Manager Philipp, a temperamental figure, often seen waving vehemently in the direction of officials whenever a decision went against his team, had been sent to the stands during the 4-0 defeat in Czechoslovakia, which saw him suspended from the touchline for the subsequent home fixture with Belgium. These two matches saw them go down by their greatest margins of defeat. Luxembourg’s players, those who played at home, were part-timers, and only star players Langers and Hellers were earning their wages through football. Stylish midfielder Hellers was a regular at Standard Liège, a club regularly featuring in the top half in the Belgian league. The speedy Langers, a forward, had done very well in the second tier of French football, until Nice, a top flight side, signed him for the 1989/90 season.
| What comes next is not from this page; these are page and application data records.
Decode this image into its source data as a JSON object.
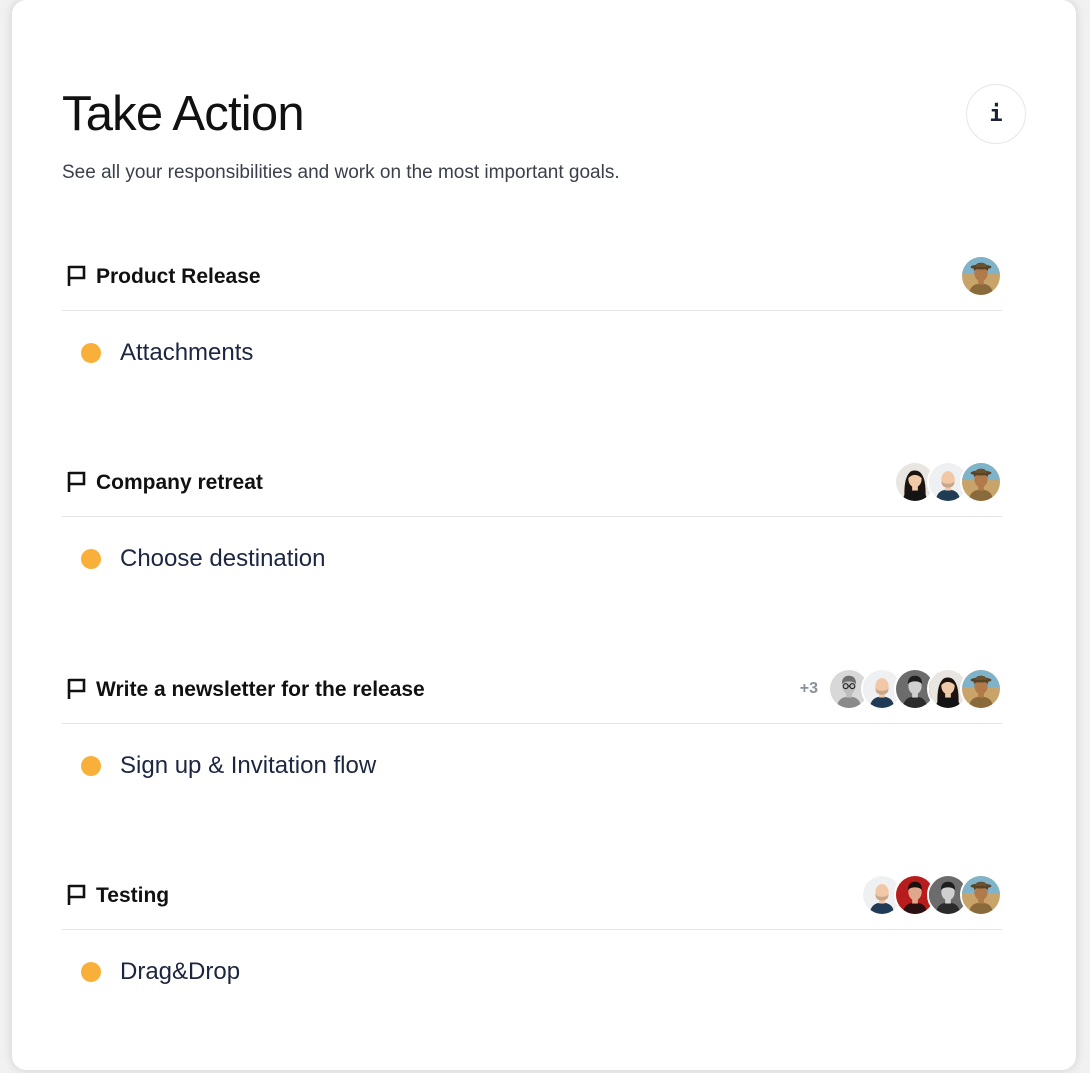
{
  "page": {
    "title": "Take Action",
    "subtitle": "See all your responsibilities and work on the most important goals.",
    "info_button": {
      "label": "i",
      "icon": "info-icon"
    }
  },
  "colors": {
    "status_dot": "#f9b03a",
    "title_text": "#111111",
    "task_text": "#1c2640"
  },
  "projects": [
    {
      "title": "Product Release",
      "icon": "flag-icon",
      "members": [
        "explorer"
      ],
      "extra_members": "",
      "task": {
        "label": "Attachments",
        "status": "in-progress"
      }
    },
    {
      "title": "Company retreat",
      "icon": "flag-icon",
      "members": [
        "woman-dark-hair",
        "bald-man",
        "explorer"
      ],
      "extra_members": "",
      "task": {
        "label": "Choose destination",
        "status": "in-progress"
      }
    },
    {
      "title": "Write a newsletter for the release",
      "icon": "flag-icon",
      "members": [
        "man-glasses-grey",
        "bald-man",
        "man-bw",
        "woman-dark-hair",
        "explorer"
      ],
      "extra_members": "+3",
      "task": {
        "label": "Sign up & Invitation flow",
        "status": "in-progress"
      }
    },
    {
      "title": "Testing",
      "icon": "flag-icon",
      "members": [
        "bald-man",
        "man-red",
        "man-bw",
        "explorer"
      ],
      "extra_members": "",
      "task": {
        "label": "Drag&Drop",
        "status": "in-progress"
      }
    }
  ]
}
He would go on and have two good seasons there, and though the players around them were desperately lacking in quality on the international stage, these two made sure Luxembourg were no total pushovers.
Luxembourg had a few rugged players at the back. In particular Marcel Bossi, an ever present during the qualification, was a tough customer. However, he, like the rest of their defenders, lacked in pace. They would adopt Pierre Petry in a libero capacity, and he looked a slim, athletic player. The experienced Carlo Weis, who started the qualification in midfield, would round off in Petry’s libero role. In midfield, the worksome Jeitz would give a fine account of himself in some of the games, whereas one of the up and coming players in Birsens made more of a mark later on. And up front, even the big and burly Théo Malget proved he did have some qualities, striking home a leading goal in Switzerland. An enthusiastic young wide man by the name of Joël Groff seemed an interesting prospect along the left flank, and if Philipp could hang on to his star players and perhaps get in another couple of players of promise, Luxembourg could possibly emulate their one point tally for the next qualification.
Final position: 5 (out of 5)
Total record: 8 0 1 7 3-22 1
Home record: 4 0 0 4 1-14 0
Away record: 4 0 1 3 2-8 1
Number of players used: 20
Number of players including unused substitutes: 21
Ever-presents (720 mins): 2 (van Rijswijck and Bossi)
Leading goalscorer: Langers, Hellers, Malget (all 1)
Yellow/red cards: 10/0
|van Rijswijck, John||8||8||720||1/0|
– game by game
|Player||Sui (h)||Cze (h)||Por (a)||Cze (a)||Bel (h)||Por (h)||Bel (a)||Sui (a)||Apps||Mins|
|Pos||Player||Average rating||Number of rated games|
28.03.1990 Luxembourg 1-2 Iceland
Line-up: Koch – Birsens, Petry, Bossi – Girres, Weis, Goergen (Thomé 65), Scuto (Jeitz 76), Groff (Scholten 57) – Morocutti, Malget